Both Bayerische Oberlandbahn (BOB) owned and operated trains were Stadler Flirts, both travelling at around 100km/h. The westbound train was an ET 355, with 158 seats, and the eastbound an ET 325 with 355 seats. At the time of the accident, the capacity of both trains was approximately 150.
They should have passed each other at Kolbermoor Station further down the line, but instead met on a portion of single track. Of the 33,200km of track in Germany, nearly half of it is single track – not only on branch lines but also main and high-speed lines. It appears that the eastbound train broke its schedule as it was running four minutes late. The Bavarian Interior Minister Joachim Herrmann said that the deviation from schedule would have to be investigated.
Two of the three black boxes onboard have been recovered and will be analysed to discover how the crash happened, though it is thought that a contributory factor was that, because the section of the track was on a bend, the drivers could not see each other until it was two late for manual braking to take any effect.
PZB Signalling System
The signalling system in operation was a Punktförmige Zugbeeinflussung (PZB), which is used on lines on which trains run at up to 160km/h. The system operates by magnets in the track, which are connected to an initial signal and then a main signal 1km further up. If the main signal is green, the train may proceed unhindered. If it is red, the initial signal will say red also. If the driver does not acknowledge this red signal by pushing a button, the system triggers braking. It is also triggered if drivers don’t reduce their speeds at appropriate points, for example, on bends or on the approach to a station.
The PZB was checked only one week prior to the accident. Deutsche Bahn representative Klaus-Dieter Josel said that no problems had been found by the tests. The line is constantly monitored and all data recorded, which means that the cause of the crash should be quickly ascertained. There are unconfirmed rumours that the driver was distracted by acquaintances of his who were in the cab with him at the time of the collision.
As it was a school holiday there were no children onboard. Both drivers of the trains and two train guards are among those killed. Emergency services were flown in by helicopter to assist with the rescue efforts because of the inaccessibility of the wreckage. All survivors were from the wreckage within three hours. Member of the public queued for hours to donate blood.

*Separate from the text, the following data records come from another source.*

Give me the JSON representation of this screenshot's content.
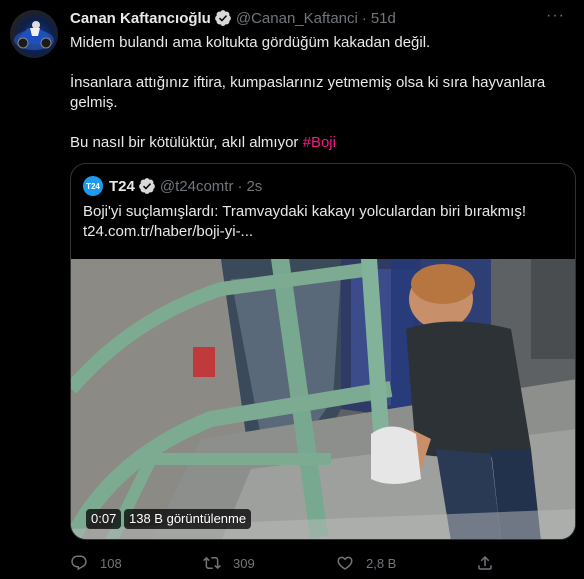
{
  "tweet": {
    "author_name": "Canan Kaftancıoğlu",
    "author_handle": "@Canan_Kaftanci",
    "separator": "·",
    "time": "51d",
    "paragraphs": [
      "Midem bulandı ama koltukta gördüğüm kakadan değil.",
      "İnsanlara attığınız iftira, kumpaslarınız yetmemiş olsa ki sıra hayvanlara gelmiş."
    ],
    "last_line": "Bu nasıl bir kötülüktür, akıl almıyor",
    "hashtag": "#Boji",
    "hashtag_color": "#f91880",
    "verified_color": "#d9d9d9"
  },
  "quoted": {
    "logo_text": "T24",
    "name": "T24",
    "handle": "@t24comtr",
    "separator": "·",
    "time": "2s",
    "text": "Boji'yi suçlamışlardı: Tramvaydaki kakayı yolculardan biri bırakmış!",
    "link": "t24.com.tr/haber/boji-yi-...",
    "video_duration": "0:07",
    "video_views": "138 B görüntülenme",
    "logo_color": "#1d9bf0"
  },
  "actions": {
    "reply_icon": "reply-icon",
    "reply_count": "108",
    "retweet_icon": "retweet-icon",
    "retweet_count": "309",
    "like_icon": "heart-icon",
    "like_count": "2,8 B",
    "share_icon": "share-icon"
  }
}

Bavaria’s Minister-President Horst Seehofer said:
“My thoughts are with the victims of this terrible disaster and with their relatives, for whom I express my deepest sympathy. This is a tragedy for our state that fills us with grief and horror.”
German Chancellor Angela Merkel cancelled Ash Wednesday carnival events she was due to attend, as have members of the Green Party, the SDP and others.
Philippa Oldham, Head of Transport at the Institution of Mechanical Engineers, said:
“It is still too early to say with any certainty exactly what happened to cause today’s tragic rail crash in Bavaria, but accident investigators will be looking at a number of factors.
“Signaling systems should normally prevent two trains on the same track travelling in different directions, and as of yet, it is not known why it didn’t.
“Accident investigators will be examining whether there were any other technical or component causes like rail breakages, train defects or damage caused by vandalism that could have contributed to the accident.
“It is crucial for us to learn from these terrible accidents as much as explain them. As the key must be to reduce the risk of similar failures leading to disasters like this in the future.
“Rail travel is still one of the safest forms of transport. Our sympathies are with the victims and hard-working emergency services.”